● TASK DIRECTIONS: Filter the entries for the string "information". Copy each line that has it.

● DATA EXCERPTS:
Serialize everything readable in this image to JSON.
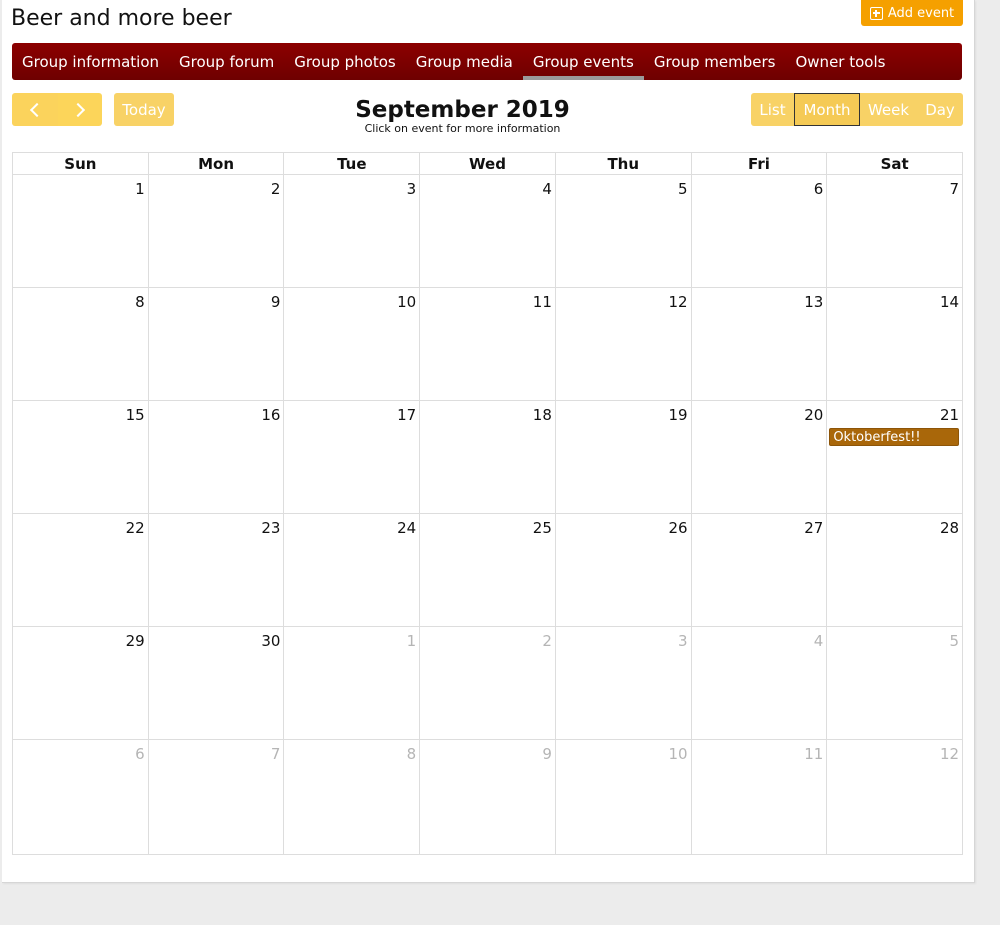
{
  "group": {
    "title": "Beer and more beer",
    "add_event_label": "Add event"
  },
  "nav": {
    "items": [
      {
        "label": "Group information"
      },
      {
        "label": "Group forum"
      },
      {
        "label": "Group photos"
      },
      {
        "label": "Group media"
      },
      {
        "label": "Group events",
        "active": true
      },
      {
        "label": "Group members"
      },
      {
        "label": "Owner tools"
      }
    ]
  },
  "toolbar": {
    "prev_icon": "chevron-left-icon",
    "next_icon": "chevron-right-icon",
    "today_label": "Today",
    "views": [
      "List",
      "Month",
      "Week",
      "Day"
    ],
    "active_view": "Month"
  },
  "calendar": {
    "title": "September 2019",
    "subtitle": "Click on event for more information",
    "weekdays": [
      "Sun",
      "Mon",
      "Tue",
      "Wed",
      "Thu",
      "Fri",
      "Sat"
    ],
    "weeks": [
      [
        {
          "d": "1"
        },
        {
          "d": "2"
        },
        {
          "d": "3"
        },
        {
          "d": "4"
        },
        {
          "d": "5"
        },
        {
          "d": "6"
        },
        {
          "d": "7"
        }
      ],
      [
        {
          "d": "8"
        },
        {
          "d": "9"
        },
        {
          "d": "10"
        },
        {
          "d": "11"
        },
        {
          "d": "12"
        },
        {
          "d": "13"
        },
        {
          "d": "14"
        }
      ],
      [
        {
          "d": "15"
        },
        {
          "d": "16"
        },
        {
          "d": "17"
        },
        {
          "d": "18"
        },
        {
          "d": "19"
        },
        {
          "d": "20"
        },
        {
          "d": "21",
          "event": "Oktoberfest!!"
        }
      ],
      [
        {
          "d": "22"
        },
        {
          "d": "23"
        },
        {
          "d": "24"
        },
        {
          "d": "25"
        },
        {
          "d": "26"
        },
        {
          "d": "27"
        },
        {
          "d": "28"
        }
      ],
      [
        {
          "d": "29"
        },
        {
          "d": "30"
        },
        {
          "d": "1",
          "other": true
        },
        {
          "d": "2",
          "other": true
        },
        {
          "d": "3",
          "other": true
        },
        {
          "d": "4",
          "other": true
        },
        {
          "d": "5",
          "other": true
        }
      ],
      [
        {
          "d": "6",
          "other": true
        },
        {
          "d": "7",
          "other": true
        },
        {
          "d": "8",
          "other": true
        },
        {
          "d": "9",
          "other": true
        },
        {
          "d": "10",
          "other": true
        },
        {
          "d": "11",
          "other": true
        },
        {
          "d": "12",
          "other": true
        }
      ]
    ]
  },
  "colors": {
    "nav_bg": "#7d0000",
    "button_yellow": "#f8d266",
    "add_event_orange": "#f5a000",
    "event_brown": "#a9670a"
  }
}
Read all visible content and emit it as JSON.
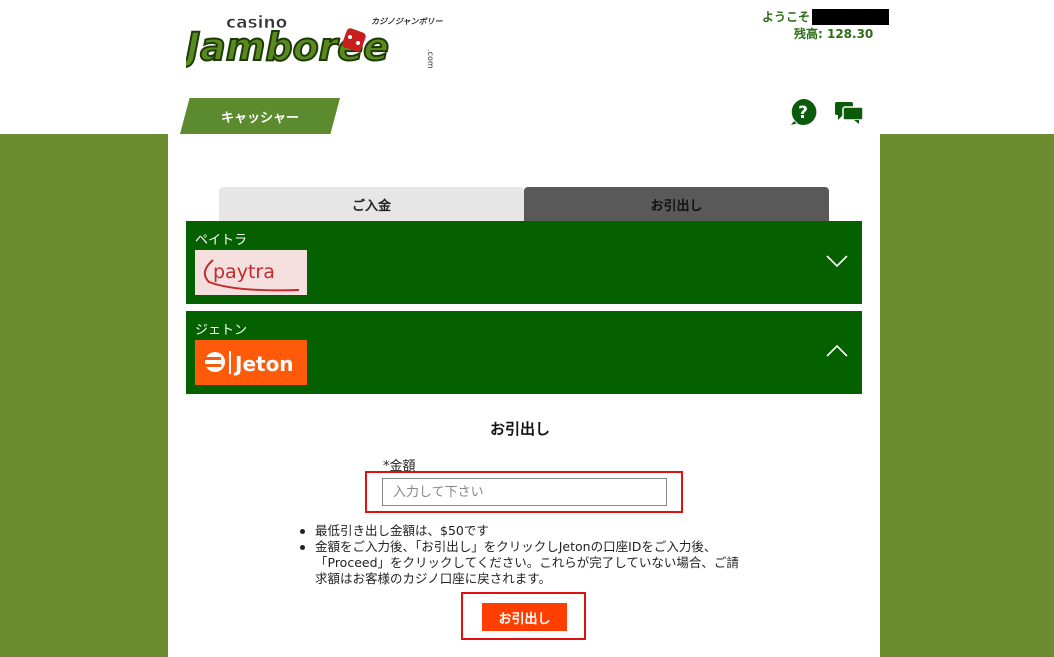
{
  "header": {
    "logo_alt": "casino Jamboree",
    "logo_small_text": "casino",
    "logo_main_text": "Jamboree",
    "logo_kana": "カジノジャンボリー",
    "logo_com": ".com",
    "welcome_label": "ようこそ",
    "balance_text": "残高: 128.30",
    "cashier_label": "キャッシャー"
  },
  "tabs": {
    "deposit_label": "ご入金",
    "withdraw_label": "お引出し"
  },
  "methods": [
    {
      "label": "ペイトラ",
      "logo_text": "paytra",
      "expanded": false
    },
    {
      "label": "ジェトン",
      "logo_text": "Jeton",
      "expanded": true
    }
  ],
  "form": {
    "title": "お引出し",
    "amount_label": "*金額",
    "amount_value": "",
    "amount_placeholder": "入力して下さい",
    "notes": [
      "最低引き出し金額は、$50です",
      "金額をご入力後、「お引出し」をクリックしJetonの口座IDをご入力後、「Proceed」をクリックしてください。これらが完了していない場合、ご請求額はお客様のカジノ口座に戻されます。"
    ],
    "submit_label": "お引出し"
  },
  "colors": {
    "page_green": "#6b8c2f",
    "method_green": "#056100",
    "accent_orange": "#ff3e00",
    "highlight_red": "#e01010",
    "jeton_orange": "#ff5a0a"
  }
}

● YOUR RESPONSE:
        "label": "Group information"
    "subtitle": "Click on event for more information",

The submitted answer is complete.